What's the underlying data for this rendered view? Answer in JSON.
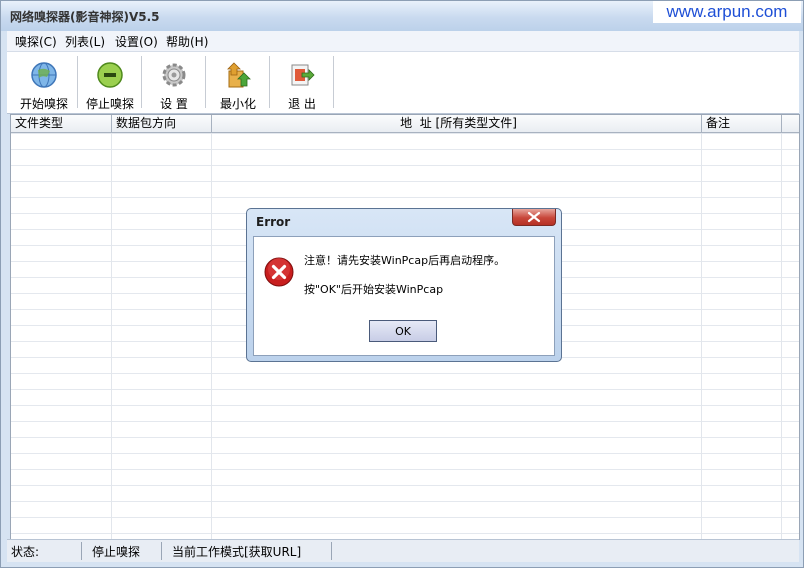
{
  "window": {
    "title": "网络嗅探器(影音神探)V5.5"
  },
  "brand": "www.arpun.com",
  "menu": [
    {
      "label": "嗅探(C)"
    },
    {
      "label": "列表(L)"
    },
    {
      "label": "设置(O)"
    },
    {
      "label": "帮助(H)"
    }
  ],
  "toolbar": [
    {
      "label": "开始嗅探",
      "icon": "globe-icon"
    },
    {
      "label": "停止嗅探",
      "icon": "stop-icon"
    },
    {
      "label": "设 置",
      "icon": "gear-icon"
    },
    {
      "label": "最小化",
      "icon": "minimize-icon"
    },
    {
      "label": "退 出",
      "icon": "exit-icon"
    }
  ],
  "table": {
    "columns": [
      "文件类型",
      "数据包方向",
      "地  址 [所有类型文件]",
      "备注"
    ]
  },
  "status": {
    "label": "状态:",
    "state": "停止嗅探",
    "mode": "当前工作模式[获取URL]"
  },
  "dialog": {
    "title": "Error",
    "message1": "注意！请先安装WinPcap后再启动程序。",
    "message2": "按\"OK\"后开始安装WinPcap",
    "ok_label": "OK",
    "icon": "error-icon"
  },
  "colors": {
    "brand": "#1e4fd6",
    "error_red": "#c81e1e",
    "close_red": "#c8473a"
  }
}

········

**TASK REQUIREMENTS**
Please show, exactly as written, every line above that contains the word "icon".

**RESPONSE BOX**
      "icon": "globe-icon"
      "icon": "stop-icon"
      "icon": "gear-icon"
      "icon": "minimize-icon"
      "icon": "exit-icon"
    "icon": "error-icon"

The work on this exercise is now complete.